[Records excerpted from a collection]
--------------------------------------------------

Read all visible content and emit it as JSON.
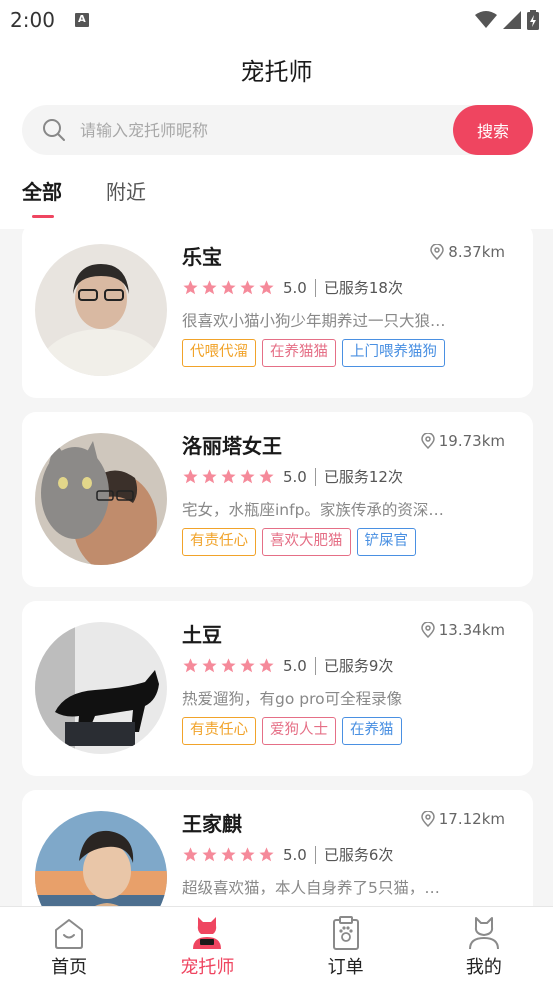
{
  "status_bar": {
    "time": "2:00",
    "notif_letter": "A"
  },
  "header": {
    "title": "宠托师"
  },
  "search": {
    "placeholder": "请输入宠托师昵称",
    "button_label": "搜索"
  },
  "tabs": [
    {
      "label": "全部"
    },
    {
      "label": "附近"
    }
  ],
  "sitters": [
    {
      "name": "乐宝",
      "distance": "8.37km",
      "rating": "5.0",
      "served": "已服务18次",
      "desc": "很喜欢小猫小狗少年期养过一只大狼…",
      "tags": [
        {
          "label": "代喂代溜"
        },
        {
          "label": "在养猫猫"
        },
        {
          "label": "上门喂养猫狗"
        }
      ]
    },
    {
      "name": "洛丽塔女王",
      "distance": "19.73km",
      "rating": "5.0",
      "served": "已服务12次",
      "desc": "宅女，水瓶座infp。家族传承的资深…",
      "tags": [
        {
          "label": "有责任心"
        },
        {
          "label": "喜欢大肥猫"
        },
        {
          "label": "铲屎官"
        }
      ]
    },
    {
      "name": "土豆",
      "distance": "13.34km",
      "rating": "5.0",
      "served": "已服务9次",
      "desc": "热爱遛狗，有go pro可全程录像",
      "tags": [
        {
          "label": "有责任心"
        },
        {
          "label": "爱狗人士"
        },
        {
          "label": "在养猫"
        }
      ]
    },
    {
      "name": "王家麒",
      "distance": "17.12km",
      "rating": "5.0",
      "served": "已服务6次",
      "desc": "超级喜欢猫，本人自身养了5只猫，…",
      "tags": []
    }
  ],
  "bottom_nav": [
    {
      "label": "首页",
      "icon": "home-icon"
    },
    {
      "label": "宠托师",
      "icon": "sitter-icon"
    },
    {
      "label": "订单",
      "icon": "order-icon"
    },
    {
      "label": "我的",
      "icon": "profile-icon"
    }
  ],
  "colors": {
    "accent": "#ef4560",
    "star": "#f58a9a",
    "tag_orange": "#f1a32a",
    "tag_pink": "#e56f86",
    "tag_blue": "#4a90e2"
  }
}
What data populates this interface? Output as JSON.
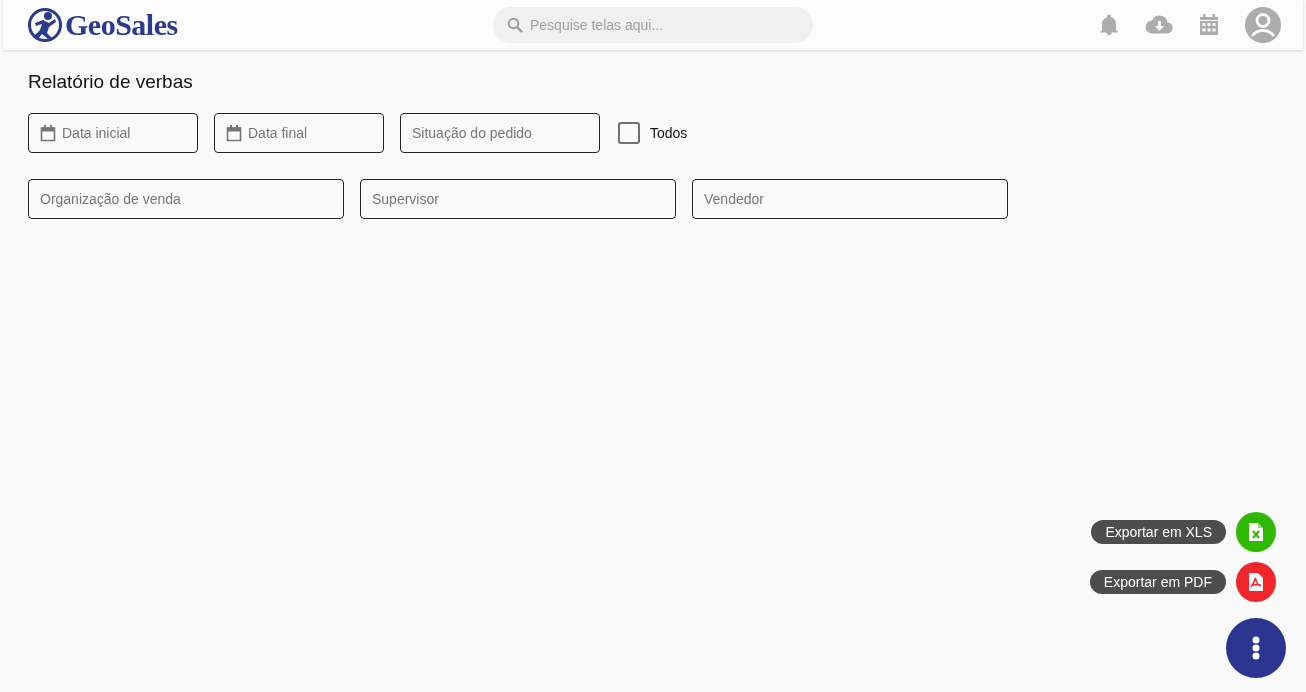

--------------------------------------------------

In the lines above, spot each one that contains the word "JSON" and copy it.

Read all visible content and emit it as JSON.
What data populates this interface? Output as JSON.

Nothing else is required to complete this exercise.